Extracted in part the Homily of Blessed Pope John Paul II on Good Shepherd Sunday 25 April 1999
1. “I am the Good Shepherd ...; I know my sheep and my sheep know me” (Gospel Acclamation).
As we continue our journey through the liturgical season of Easter, today we celebrate what is traditionally called “Good Shepherd Sunday”. Jesus applies to himself this image (cf. John 10:6), rooted in the Old Testament and very dear to Christian tradition. Christ is the Good Shepherd who, by dying on the Cross, lays down his life for his sheep. Thus a profound communion is established between the Good Shepherd and his flock. Jesus, according to the Evangelist, “calls his own sheep by name and leads them out ... and the sheep follow him, for they know his voice” (John 10:3-4). Sheep and Shepherd are united by long familiarity, real knowledge and mutual attachment: he takes care of them; they trust him and follow him faithfully.
How comforting, then, are the words we have just repeated in the Responsorial Psalm: “The Lord is my shepherd; there is nothing I shall want” (John 10:3-4).
2. Continuing a beautiful custom, for several years I have had the joy of ordaining new priests precisely on Good Shepherd Sunday. Today there are 31 of them. They will dedicate their enthusiasm and fresh energies to the service of the community of Rome and the universal Church. ...

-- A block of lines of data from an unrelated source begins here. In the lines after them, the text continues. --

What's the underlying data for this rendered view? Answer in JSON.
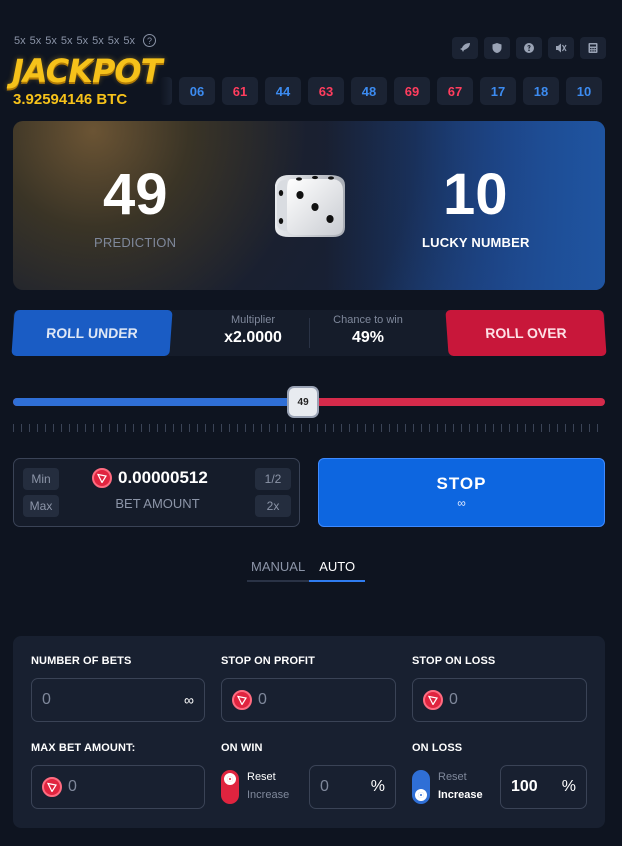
{
  "header": {
    "multipliers": [
      "5x",
      "5x",
      "5x",
      "5x",
      "5x",
      "5x",
      "5x",
      "5x"
    ],
    "jackpot_logo": "JACKPOT",
    "jackpot_amount": "3.92594146 BTC",
    "icons": [
      "rocket-icon",
      "shield-icon",
      "help-icon",
      "mute-icon",
      "calculator-icon"
    ]
  },
  "history": [
    {
      "value": "06",
      "color": "blue"
    },
    {
      "value": "61",
      "color": "red"
    },
    {
      "value": "44",
      "color": "blue"
    },
    {
      "value": "63",
      "color": "red"
    },
    {
      "value": "48",
      "color": "blue"
    },
    {
      "value": "69",
      "color": "red"
    },
    {
      "value": "67",
      "color": "red"
    },
    {
      "value": "17",
      "color": "blue"
    },
    {
      "value": "18",
      "color": "blue"
    },
    {
      "value": "10",
      "color": "blue"
    }
  ],
  "hero": {
    "prediction_value": "49",
    "prediction_label": "PREDICTION",
    "lucky_value": "10",
    "lucky_label": "LUCKY NUMBER"
  },
  "roll": {
    "under_label": "ROLL UNDER",
    "over_label": "ROLL OVER",
    "multiplier_label": "Multiplier",
    "multiplier_value": "x2.0000",
    "chance_label": "Chance to win",
    "chance_value": "49%"
  },
  "slider": {
    "value": 49,
    "min": 0,
    "max": 100,
    "handle_label": "49"
  },
  "bet": {
    "min_label": "Min",
    "max_label": "Max",
    "half_label": "1/2",
    "double_label": "2x",
    "amount": "0.00000512",
    "label": "BET AMOUNT"
  },
  "stop_button": {
    "label": "STOP",
    "sub": "∞"
  },
  "tabs": {
    "manual": "MANUAL",
    "auto": "AUTO",
    "active": "auto"
  },
  "auto": {
    "number_of_bets_label": "NUMBER OF BETS",
    "number_of_bets_value": "0",
    "number_of_bets_suffix": "∞",
    "stop_profit_label": "STOP ON PROFIT",
    "stop_profit_value": "0",
    "stop_loss_label": "STOP ON LOSS",
    "stop_loss_value": "0",
    "max_bet_label": "MAX BET AMOUNT:",
    "max_bet_value": "0",
    "on_win_label": "ON WIN",
    "on_win_reset": "Reset",
    "on_win_increase": "Increase",
    "on_win_value": "0",
    "on_win_unit": "%",
    "on_loss_label": "ON LOSS",
    "on_loss_reset": "Reset",
    "on_loss_increase": "Increase",
    "on_loss_value": "100",
    "on_loss_unit": "%"
  },
  "colors": {
    "blue": "#3c8bf0",
    "red": "#ff3d5e",
    "accent": "#0d66e0",
    "jackpot": "#f6c21a"
  }
}
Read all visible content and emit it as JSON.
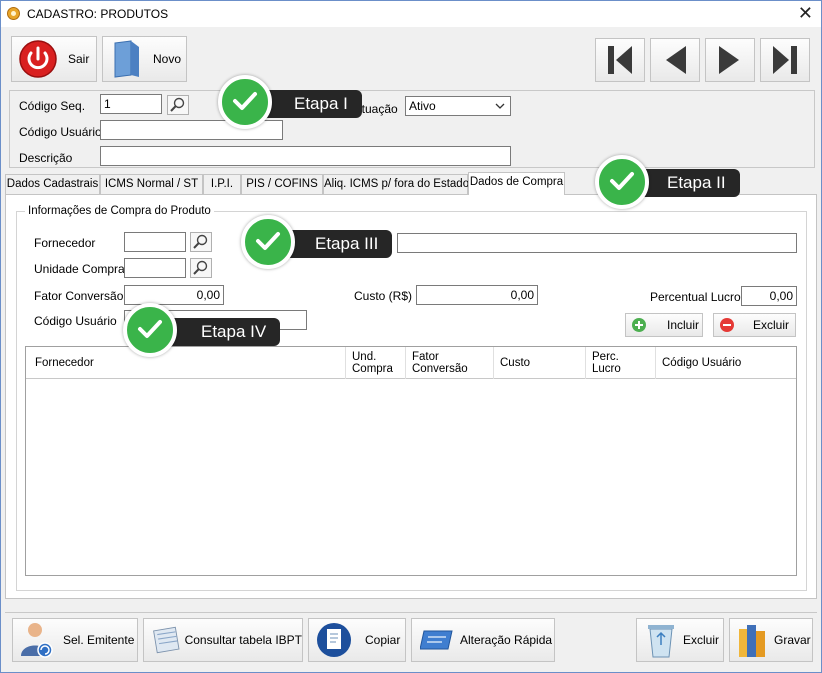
{
  "window": {
    "title": "CADASTRO: PRODUTOS"
  },
  "toolbar": {
    "sair": "Sair",
    "novo": "Novo"
  },
  "header_form": {
    "codigo_seq_label": "Código Seq.",
    "codigo_seq_value": "1",
    "situacao_label": "Situação",
    "situacao_value": "Ativo",
    "codigo_usuario_label": "Código Usuário",
    "codigo_usuario_value": "",
    "descricao_label": "Descrição",
    "descricao_value": ""
  },
  "tabs": [
    "Dados Cadastrais",
    "ICMS Normal / ST",
    "I.P.I.",
    "PIS / COFINS",
    "Aliq. ICMS p/ fora do Estado",
    "Dados de Compra"
  ],
  "compra": {
    "group_title": "Informações de Compra do Produto",
    "fornecedor_label": "Fornecedor",
    "fornecedor_value": "",
    "fornecedor_nome": "",
    "unidade_label": "Unidade Compra",
    "unidade_value": "",
    "fator_label": "Fator Conversão",
    "fator_value": "0,00",
    "custo_label": "Custo (R$)",
    "custo_value": "0,00",
    "percentual_label": "Percentual Lucro",
    "percentual_value": "0,00",
    "codigo_usuario_label": "Código Usuário",
    "codigo_usuario_value": "",
    "incluir": "Incluir",
    "excluir": "Excluir"
  },
  "grid": {
    "columns": [
      "Fornecedor",
      "Und. Compra",
      "Fator Conversão",
      "Custo",
      "Perc. Lucro",
      "Código Usuário"
    ]
  },
  "bottom": {
    "sel_emitente": "Sel. Emitente",
    "consultar": "Consultar tabela IBPT",
    "copiar": "Copiar",
    "alteracao": "Alteração Rápida",
    "excluir": "Excluir",
    "gravar": "Gravar"
  },
  "callouts": {
    "etapa1": "Etapa I",
    "etapa2": "Etapa II",
    "etapa3": "Etapa III",
    "etapa4": "Etapa IV"
  },
  "colors": {
    "check_green": "#3ab44a",
    "callout_bg": "#262626"
  }
}
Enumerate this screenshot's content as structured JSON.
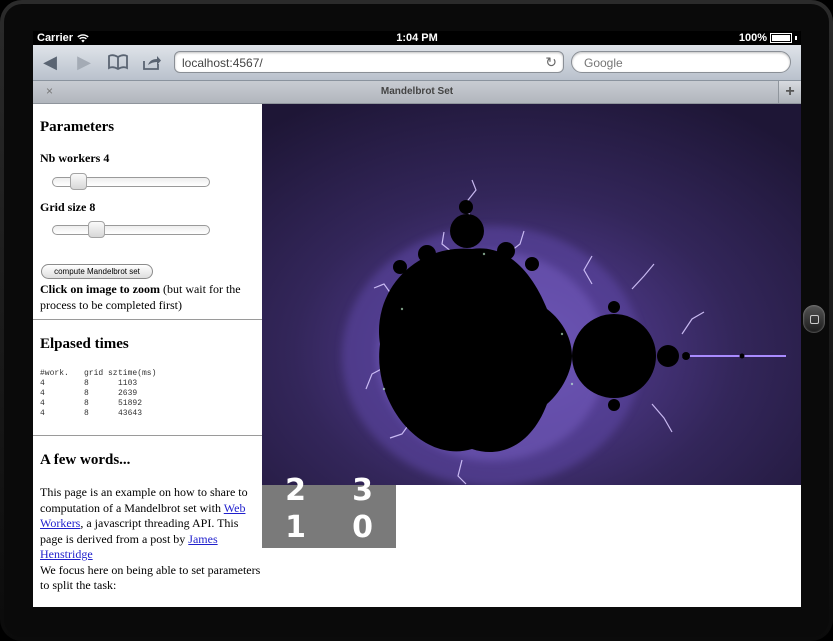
{
  "status": {
    "carrier": "Carrier",
    "time": "1:04 PM",
    "battery": "100%"
  },
  "browser": {
    "url": "localhost:4567/",
    "search_placeholder": "Google",
    "tab_title": "Mandelbrot Set",
    "tab_close": "×",
    "new_tab": "+",
    "back": "◀",
    "forward": "▶",
    "reload": "↻"
  },
  "panel": {
    "parameters_heading": "Parameters",
    "workers": {
      "label": "Nb workers",
      "value": "4",
      "slider_fraction": 0.12
    },
    "grid": {
      "label": "Grid size",
      "value": "8",
      "slider_fraction": 0.25
    },
    "compute_button": "compute Mandelbrot set",
    "instruction_bold": "Click on image to zoom",
    "instruction_rest": " (but wait for the process to be completed first)",
    "elapsed_heading": "Elpased times",
    "table_headers": [
      "#work.",
      "grid sz",
      "time(ms)"
    ],
    "table_rows": [
      [
        "4",
        "8",
        "1103"
      ],
      [
        "4",
        "8",
        "2639"
      ],
      [
        "4",
        "8",
        "51892"
      ],
      [
        "4",
        "8",
        "43643"
      ]
    ],
    "words_heading": "A few words...",
    "p1_a": "This page is an example on how to share to computation of a Mandelbrot set with ",
    "link_web_workers": "Web Workers",
    "p1_b": ", a javascript threading API. This page is derived from a post by ",
    "link_author": "James Henstridge",
    "p2": "We focus here on being able to set parameters to split the task:"
  },
  "quadrants": {
    "top_left": "2",
    "top_right": "3",
    "bottom_left": "1",
    "bottom_right": "0"
  },
  "colors": {
    "fractal_bg": "#2e2248",
    "fractal_glow": "#8a6bd6",
    "grid_bg": "#7a7a7a",
    "link": "#1f1fcc"
  }
}
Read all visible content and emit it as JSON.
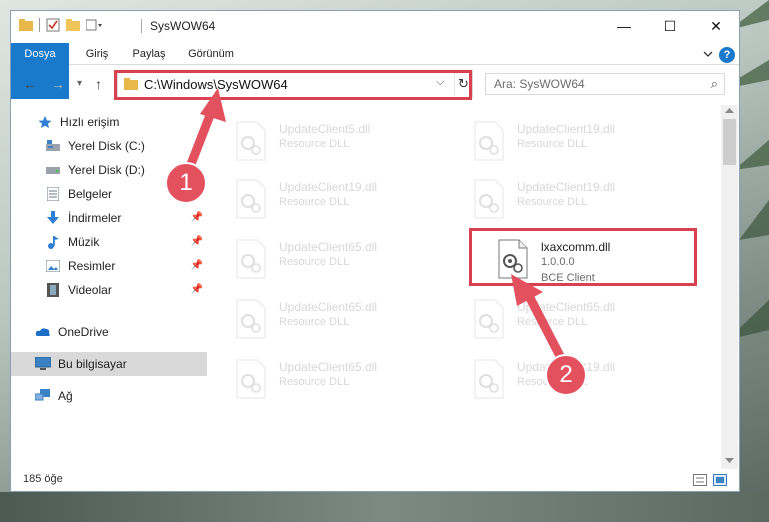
{
  "window": {
    "title": "SysWOW64",
    "controls": {
      "minimize": "—",
      "maximize": "☐",
      "close": "✕"
    }
  },
  "ribbon": {
    "tabs": [
      "Dosya",
      "Giriş",
      "Paylaş",
      "Görünüm"
    ],
    "help": "?"
  },
  "navigation": {
    "back": "←",
    "forward": "→",
    "recent": "▾",
    "up": "↑",
    "address": "C:\\Windows\\SysWOW64",
    "address_dropdown": "⌵",
    "refresh": "↻",
    "search_placeholder": "Ara: SysWOW64",
    "search_icon": "⌕"
  },
  "sidebar": {
    "items": [
      {
        "label": "Hızlı erişim",
        "icon": "star-icon",
        "pinned": false
      },
      {
        "label": "Yerel Disk (C:)",
        "icon": "drive-icon",
        "pinned": false
      },
      {
        "label": "Yerel Disk (D:)",
        "icon": "drive-icon",
        "pinned": false
      },
      {
        "label": "Belgeler",
        "icon": "documents-icon",
        "pinned": false
      },
      {
        "label": "İndirmeler",
        "icon": "download-icon",
        "pinned": true
      },
      {
        "label": "Müzik",
        "icon": "music-icon",
        "pinned": true
      },
      {
        "label": "Resimler",
        "icon": "pictures-icon",
        "pinned": true
      },
      {
        "label": "Videolar",
        "icon": "video-icon",
        "pinned": true
      },
      {
        "label": "OneDrive",
        "icon": "cloud-icon",
        "pinned": false
      },
      {
        "label": "Bu bilgisayar",
        "icon": "computer-icon",
        "pinned": false,
        "selected": true
      },
      {
        "label": "Ağ",
        "icon": "network-icon",
        "pinned": false
      }
    ]
  },
  "files": {
    "faded": [
      {
        "name": "UpdateClient5.dll",
        "type": "Resource DLL"
      },
      {
        "name": "UpdateClient19.dll",
        "type": "Resource DLL"
      },
      {
        "name": "UpdateClient19.dll",
        "type": "Resource DLL"
      },
      {
        "name": "UpdateClient19.dll",
        "type": "Resource DLL"
      },
      {
        "name": "UpdateClient65.dll",
        "type": "Resource DLL"
      },
      {
        "name": "UpdateClient65.dll",
        "type": "Resource DLL"
      },
      {
        "name": "UpdateClient65.dll",
        "type": "Resource DLL"
      },
      {
        "name": "UpdateClient65.dll",
        "type": "Resource DLL"
      },
      {
        "name": "UpdateClient19.dll",
        "type": "Resource DLL"
      }
    ],
    "highlighted": {
      "name": "lxaxcomm.dll",
      "version": "1.0.0.0",
      "company": "BCE Client"
    }
  },
  "status": {
    "item_count": "185 öğe"
  },
  "annotations": {
    "step1": "1",
    "step2": "2"
  },
  "colors": {
    "accent": "#1979ca",
    "highlight": "#d94150",
    "callout": "#e3505e"
  }
}
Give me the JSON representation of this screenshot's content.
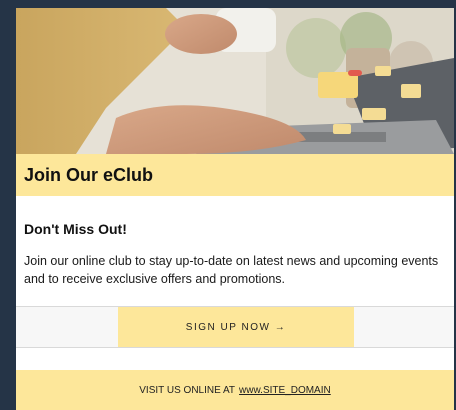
{
  "hero": {
    "image": "person-typing-on-laptop-with-coffee-mug"
  },
  "heading": {
    "title": "Join Our eClub"
  },
  "content": {
    "subheading": "Don't Miss Out!",
    "description": "Join our online club to stay up-to-date on latest news and upcoming events and to receive exclusive offers and promotions."
  },
  "cta": {
    "label": "SIGN UP NOW →"
  },
  "footer": {
    "prefix": "VISIT US ONLINE AT",
    "link": "www.SITE_DOMAIN"
  },
  "colors": {
    "accent": "#fde79a",
    "page_background": "#253447",
    "card": "#ffffff"
  }
}
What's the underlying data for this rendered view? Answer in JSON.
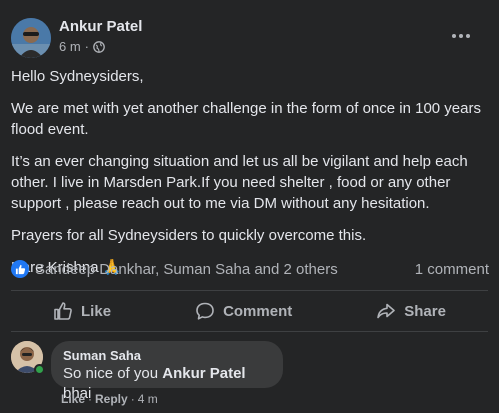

3. Dear ordinands, through the ancient and evocative sacramental rite of the laying-on of hands and the prayer of consecration, you will become priests in order to be servants of the Christian people in a new and more profound way, in the image of the Good Shepherd. You will share in Christ's own mission, scattering freely the seed of God's word. The Lord has called you to be ministers of his mercy and dispensers of his mysteries.
The Eucharist, the source and summit of the Christian life, will be the crystal clear spring that will constantly replenish your priestly spirituality. You will be able to draw from it the inspiration for your daily ministry, apostolic zeal for the work of evangelization and spiritual consolation in the inevitable moments of difficulty and inner struggle. By standing at the altar where the sacrifice of the Cross is renewed, you will increasingly discover the wealth of Christ's love and learn to express it in your life.
4. Dear friends, it is very significant that you are receiving the sacrament of Holy Orders on this Good Shepherd Sunday, when we are celebrating the World Day of Prayer for Vocations. Indeed, throughout history Christ's mission is extended through the work of the Shepherds to whom he entrusts the care of his flock. As he did with the first disciples, Jesus continues to choose new co-workers to care for his flock through the ministry of the word, the sacraments and the service of charity. A vocation to the priesthood is a great gift and a great mystery. A gift, first of all, of divine benevolence, because it is the fruit of grace. It is also a mystery because a vocation is rooted in the depths of conscience and of human freedom. It starts with a dialogue of love, which day after day moulds the priest's personality through a formation process begun in the family, continued in the seminary and extended throughout his life. Only through this uninterrupted ascetical and pastoral journey can the priest become a living icon of Jesus, the Good Shepherd, who gives himself for the flock entrusted to his care.
The words I will address to you in a little while when I give you the offerings for the Eucharistic sacrifice echo in my mind: “Imitate the mystery you celebrate”. Yes, dear ordinands, this mystery you dispense is really Christ himself, who through the communication of the Holy Spirit is the source of holiness and a ceaseless call to sanctification. Imitate this mystery: imitate Christ, be Christ! May each of you be able to say with St Paul: “It is no longer I who live, but Christ who lives in me” (Galatians 2:20).
28 July 2012